[[ Entries shown, beginning ]]

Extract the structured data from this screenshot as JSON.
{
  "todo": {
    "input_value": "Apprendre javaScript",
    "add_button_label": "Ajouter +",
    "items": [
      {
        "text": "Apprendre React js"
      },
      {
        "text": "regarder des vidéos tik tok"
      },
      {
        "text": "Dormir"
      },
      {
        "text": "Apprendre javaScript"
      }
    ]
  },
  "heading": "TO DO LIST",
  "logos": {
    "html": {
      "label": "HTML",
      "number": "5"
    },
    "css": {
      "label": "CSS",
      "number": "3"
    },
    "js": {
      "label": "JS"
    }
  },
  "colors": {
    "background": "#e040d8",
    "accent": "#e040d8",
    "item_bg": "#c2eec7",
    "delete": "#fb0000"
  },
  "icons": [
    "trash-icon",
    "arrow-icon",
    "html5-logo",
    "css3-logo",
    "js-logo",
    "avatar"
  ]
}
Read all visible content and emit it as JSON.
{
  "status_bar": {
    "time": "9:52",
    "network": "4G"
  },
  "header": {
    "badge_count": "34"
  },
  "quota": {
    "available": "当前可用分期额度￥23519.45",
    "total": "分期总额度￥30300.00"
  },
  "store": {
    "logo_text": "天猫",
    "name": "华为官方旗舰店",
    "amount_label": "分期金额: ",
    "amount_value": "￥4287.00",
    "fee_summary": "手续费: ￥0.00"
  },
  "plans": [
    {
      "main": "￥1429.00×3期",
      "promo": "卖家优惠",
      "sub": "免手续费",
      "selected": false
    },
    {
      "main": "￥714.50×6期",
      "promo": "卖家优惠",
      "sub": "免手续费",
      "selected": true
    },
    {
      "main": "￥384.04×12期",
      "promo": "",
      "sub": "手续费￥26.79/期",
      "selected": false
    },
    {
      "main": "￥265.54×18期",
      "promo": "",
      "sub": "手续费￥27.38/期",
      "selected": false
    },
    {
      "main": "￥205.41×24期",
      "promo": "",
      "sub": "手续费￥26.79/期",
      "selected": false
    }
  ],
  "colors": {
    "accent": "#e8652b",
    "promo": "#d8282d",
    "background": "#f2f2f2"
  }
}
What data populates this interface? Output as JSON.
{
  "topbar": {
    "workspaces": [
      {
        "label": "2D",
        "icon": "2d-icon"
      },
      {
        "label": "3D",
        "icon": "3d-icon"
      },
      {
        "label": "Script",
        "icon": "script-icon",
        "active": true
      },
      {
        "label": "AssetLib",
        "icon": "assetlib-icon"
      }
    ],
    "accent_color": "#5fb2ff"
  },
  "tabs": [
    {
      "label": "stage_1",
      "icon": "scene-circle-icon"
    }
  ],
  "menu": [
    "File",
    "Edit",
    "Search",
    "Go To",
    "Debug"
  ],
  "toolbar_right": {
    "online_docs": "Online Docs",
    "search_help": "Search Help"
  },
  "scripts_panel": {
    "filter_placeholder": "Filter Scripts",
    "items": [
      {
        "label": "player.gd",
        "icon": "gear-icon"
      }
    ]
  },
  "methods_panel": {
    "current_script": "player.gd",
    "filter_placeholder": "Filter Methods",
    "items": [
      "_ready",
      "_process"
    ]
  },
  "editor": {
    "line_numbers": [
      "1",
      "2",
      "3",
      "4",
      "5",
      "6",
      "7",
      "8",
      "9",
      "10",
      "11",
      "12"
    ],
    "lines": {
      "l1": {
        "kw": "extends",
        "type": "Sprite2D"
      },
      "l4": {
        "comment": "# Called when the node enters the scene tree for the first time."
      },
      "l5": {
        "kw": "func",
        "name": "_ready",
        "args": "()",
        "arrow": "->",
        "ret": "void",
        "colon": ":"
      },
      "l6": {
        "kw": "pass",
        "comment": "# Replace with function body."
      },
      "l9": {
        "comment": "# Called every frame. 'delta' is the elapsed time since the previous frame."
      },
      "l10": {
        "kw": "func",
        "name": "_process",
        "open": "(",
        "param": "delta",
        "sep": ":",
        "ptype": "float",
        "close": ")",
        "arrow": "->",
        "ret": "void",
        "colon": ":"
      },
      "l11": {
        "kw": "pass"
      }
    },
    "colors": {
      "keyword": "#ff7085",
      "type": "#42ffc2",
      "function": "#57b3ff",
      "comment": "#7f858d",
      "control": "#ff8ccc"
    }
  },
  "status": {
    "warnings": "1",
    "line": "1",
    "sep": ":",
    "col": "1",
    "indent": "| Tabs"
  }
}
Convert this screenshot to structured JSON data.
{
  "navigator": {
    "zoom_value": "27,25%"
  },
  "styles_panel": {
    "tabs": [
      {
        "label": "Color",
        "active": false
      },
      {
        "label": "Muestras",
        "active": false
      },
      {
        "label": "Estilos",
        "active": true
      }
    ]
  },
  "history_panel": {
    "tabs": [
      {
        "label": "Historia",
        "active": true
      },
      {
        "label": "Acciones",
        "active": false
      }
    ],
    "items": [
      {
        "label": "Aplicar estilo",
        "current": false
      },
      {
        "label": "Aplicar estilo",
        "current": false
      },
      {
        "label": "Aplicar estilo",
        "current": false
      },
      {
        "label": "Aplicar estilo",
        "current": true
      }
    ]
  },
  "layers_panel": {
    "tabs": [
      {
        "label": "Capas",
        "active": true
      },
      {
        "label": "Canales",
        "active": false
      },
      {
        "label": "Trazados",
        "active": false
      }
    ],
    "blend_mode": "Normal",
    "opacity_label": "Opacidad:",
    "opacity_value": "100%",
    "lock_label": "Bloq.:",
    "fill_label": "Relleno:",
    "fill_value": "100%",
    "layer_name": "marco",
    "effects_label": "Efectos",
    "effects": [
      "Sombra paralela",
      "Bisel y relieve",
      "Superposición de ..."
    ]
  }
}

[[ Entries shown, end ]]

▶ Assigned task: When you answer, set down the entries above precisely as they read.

▶ Your response:
Extract the structured data from this screenshot as JSON.
{
  "todo": {
    "input_value": "Apprendre javaScript",
    "add_button_label": "Ajouter +",
    "items": [
      {
        "text": "Apprendre React js"
      },
      {
        "text": "regarder des vidéos tik tok"
      },
      {
        "text": "Dormir"
      },
      {
        "text": "Apprendre javaScript"
      }
    ]
  },
  "heading": "TO DO LIST",
  "logos": {
    "html": {
      "label": "HTML",
      "number": "5"
    },
    "css": {
      "label": "CSS",
      "number": "3"
    },
    "js": {
      "label": "JS"
    }
  },
  "colors": {
    "background": "#e040d8",
    "accent": "#e040d8",
    "item_bg": "#c2eec7",
    "delete": "#fb0000"
  },
  "icons": [
    "trash-icon",
    "arrow-icon",
    "html5-logo",
    "css3-logo",
    "js-logo",
    "avatar"
  ]
}
Read all visible content and emit it as JSON.
{
  "status_bar": {
    "time": "9:52",
    "network": "4G"
  },
  "header": {
    "badge_count": "34"
  },
  "quota": {
    "available": "当前可用分期额度￥23519.45",
    "total": "分期总额度￥30300.00"
  },
  "store": {
    "logo_text": "天猫",
    "name": "华为官方旗舰店",
    "amount_label": "分期金额: ",
    "amount_value": "￥4287.00",
    "fee_summary": "手续费: ￥0.00"
  },
  "plans": [
    {
      "main": "￥1429.00×3期",
      "promo": "卖家优惠",
      "sub": "免手续费",
      "selected": false
    },
    {
      "main": "￥714.50×6期",
      "promo": "卖家优惠",
      "sub": "免手续费",
      "selected": true
    },
    {
      "main": "￥384.04×12期",
      "promo": "",
      "sub": "手续费￥26.79/期",
      "selected": false
    },
    {
      "main": "￥265.54×18期",
      "promo": "",
      "sub": "手续费￥27.38/期",
      "selected": false
    },
    {
      "main": "￥205.41×24期",
      "promo": "",
      "sub": "手续费￥26.79/期",
      "selected": false
    }
  ],
  "colors": {
    "accent": "#e8652b",
    "promo": "#d8282d",
    "background": "#f2f2f2"
  }
}
What data populates this interface? Output as JSON.
{
  "topbar": {
    "workspaces": [
      {
        "label": "2D",
        "icon": "2d-icon"
      },
      {
        "label": "3D",
        "icon": "3d-icon"
      },
      {
        "label": "Script",
        "icon": "script-icon",
        "active": true
      },
      {
        "label": "AssetLib",
        "icon": "assetlib-icon"
      }
    ],
    "accent_color": "#5fb2ff"
  },
  "tabs": [
    {
      "label": "stage_1",
      "icon": "scene-circle-icon"
    }
  ],
  "menu": [
    "File",
    "Edit",
    "Search",
    "Go To",
    "Debug"
  ],
  "toolbar_right": {
    "online_docs": "Online Docs",
    "search_help": "Search Help"
  },
  "scripts_panel": {
    "filter_placeholder": "Filter Scripts",
    "items": [
      {
        "label": "player.gd",
        "icon": "gear-icon"
      }
    ]
  },
  "methods_panel": {
    "current_script": "player.gd",
    "filter_placeholder": "Filter Methods",
    "items": [
      "_ready",
      "_process"
    ]
  },
  "editor": {
    "line_numbers": [
      "1",
      "2",
      "3",
      "4",
      "5",
      "6",
      "7",
      "8",
      "9",
      "10",
      "11",
      "12"
    ],
    "lines": {
      "l1": {
        "kw": "extends",
        "type": "Sprite2D"
      },
      "l4": {
        "comment": "# Called when the node enters the scene tree for the first time."
      },
      "l5": {
        "kw": "func",
        "name": "_ready",
        "args": "()",
        "arrow": "->",
        "ret": "void",
        "colon": ":"
      },
      "l6": {
        "kw": "pass",
        "comment": "# Replace with function body."
      },
      "l9": {
        "comment": "# Called every frame. 'delta' is the elapsed time since the previous frame."
      },
      "l10": {
        "kw": "func",
        "name": "_process",
        "open": "(",
        "param": "delta",
        "sep": ":",
        "ptype": "float",
        "close": ")",
        "arrow": "->",
        "ret": "void",
        "colon": ":"
      },
      "l11": {
        "kw": "pass"
      }
    },
    "colors": {
      "keyword": "#ff7085",
      "type": "#42ffc2",
      "function": "#57b3ff",
      "comment": "#7f858d",
      "control": "#ff8ccc"
    }
  },
  "status": {
    "warnings": "1",
    "line": "1",
    "sep": ":",
    "col": "1",
    "indent": "| Tabs"
  }
}
Convert this screenshot to structured JSON data.
{
  "navigator": {
    "zoom_value": "27,25%"
  },
  "styles_panel": {
    "tabs": [
      {
        "label": "Color",
        "active": false
      },
      {
        "label": "Muestras",
        "active": false
      },
      {
        "label": "Estilos",
        "active": true
      }
    ]
  },
  "history_panel": {
    "tabs": [
      {
        "label": "Historia",
        "active": true
      },
      {
        "label": "Acciones",
        "active": false
      }
    ],
    "items": [
      {
        "label": "Aplicar estilo",
        "current": false
      },
      {
        "label": "Aplicar estilo",
        "current": false
      },
      {
        "label": "Aplicar estilo",
        "current": false
      },
      {
        "label": "Aplicar estilo",
        "current": true
      }
    ]
  },
  "layers_panel": {
    "tabs": [
      {
        "label": "Capas",
        "active": true
      },
      {
        "label": "Canales",
        "active": false
      },
      {
        "label": "Trazados",
        "active": false
      }
    ],
    "blend_mode": "Normal",
    "opacity_label": "Opacidad:",
    "opacity_value": "100%",
    "lock_label": "Bloq.:",
    "fill_label": "Relleno:",
    "fill_value": "100%",
    "layer_name": "marco",
    "effects_label": "Efectos",
    "effects": [
      "Sombra paralela",
      "Bisel y relieve",
      "Superposición de ..."
    ]
  }
}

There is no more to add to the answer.